Check each line of the entries below for the string "pointtoserver"; copy every line where it appears.

• **SUPPLIED DATA**:
Segment Open
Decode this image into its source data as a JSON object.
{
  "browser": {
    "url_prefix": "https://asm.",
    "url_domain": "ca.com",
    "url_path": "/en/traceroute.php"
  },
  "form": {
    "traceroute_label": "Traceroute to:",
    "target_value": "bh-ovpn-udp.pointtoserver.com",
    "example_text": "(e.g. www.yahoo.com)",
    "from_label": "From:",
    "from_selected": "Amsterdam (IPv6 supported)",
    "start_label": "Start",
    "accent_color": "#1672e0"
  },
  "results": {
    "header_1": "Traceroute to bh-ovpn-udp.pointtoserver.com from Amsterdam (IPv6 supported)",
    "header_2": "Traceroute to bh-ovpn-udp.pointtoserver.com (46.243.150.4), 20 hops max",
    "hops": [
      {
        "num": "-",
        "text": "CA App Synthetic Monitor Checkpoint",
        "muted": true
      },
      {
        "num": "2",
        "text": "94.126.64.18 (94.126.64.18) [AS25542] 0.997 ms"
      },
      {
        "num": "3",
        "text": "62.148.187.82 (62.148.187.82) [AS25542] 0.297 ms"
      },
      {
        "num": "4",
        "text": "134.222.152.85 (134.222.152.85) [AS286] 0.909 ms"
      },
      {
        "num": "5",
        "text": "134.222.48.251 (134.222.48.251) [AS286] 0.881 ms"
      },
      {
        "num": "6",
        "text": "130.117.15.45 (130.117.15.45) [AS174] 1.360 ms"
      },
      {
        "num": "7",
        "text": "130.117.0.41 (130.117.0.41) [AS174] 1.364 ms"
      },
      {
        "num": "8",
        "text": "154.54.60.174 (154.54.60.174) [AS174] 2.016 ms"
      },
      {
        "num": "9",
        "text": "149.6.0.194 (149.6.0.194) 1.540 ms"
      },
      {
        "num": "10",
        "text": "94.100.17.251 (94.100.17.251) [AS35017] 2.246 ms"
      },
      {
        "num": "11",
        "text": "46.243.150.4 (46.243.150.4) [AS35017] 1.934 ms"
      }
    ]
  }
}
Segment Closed
• **RESULT BELOW**:
    "target_value": "bh-ovpn-udp.pointtoserver.com",
    "header_1": "Traceroute to bh-ovpn-udp.pointtoserver.com from Amsterdam (IPv6 supported)",
    "header_2": "Traceroute to bh-ovpn-udp.pointtoserver.com (46.243.150.4), 20 hops max",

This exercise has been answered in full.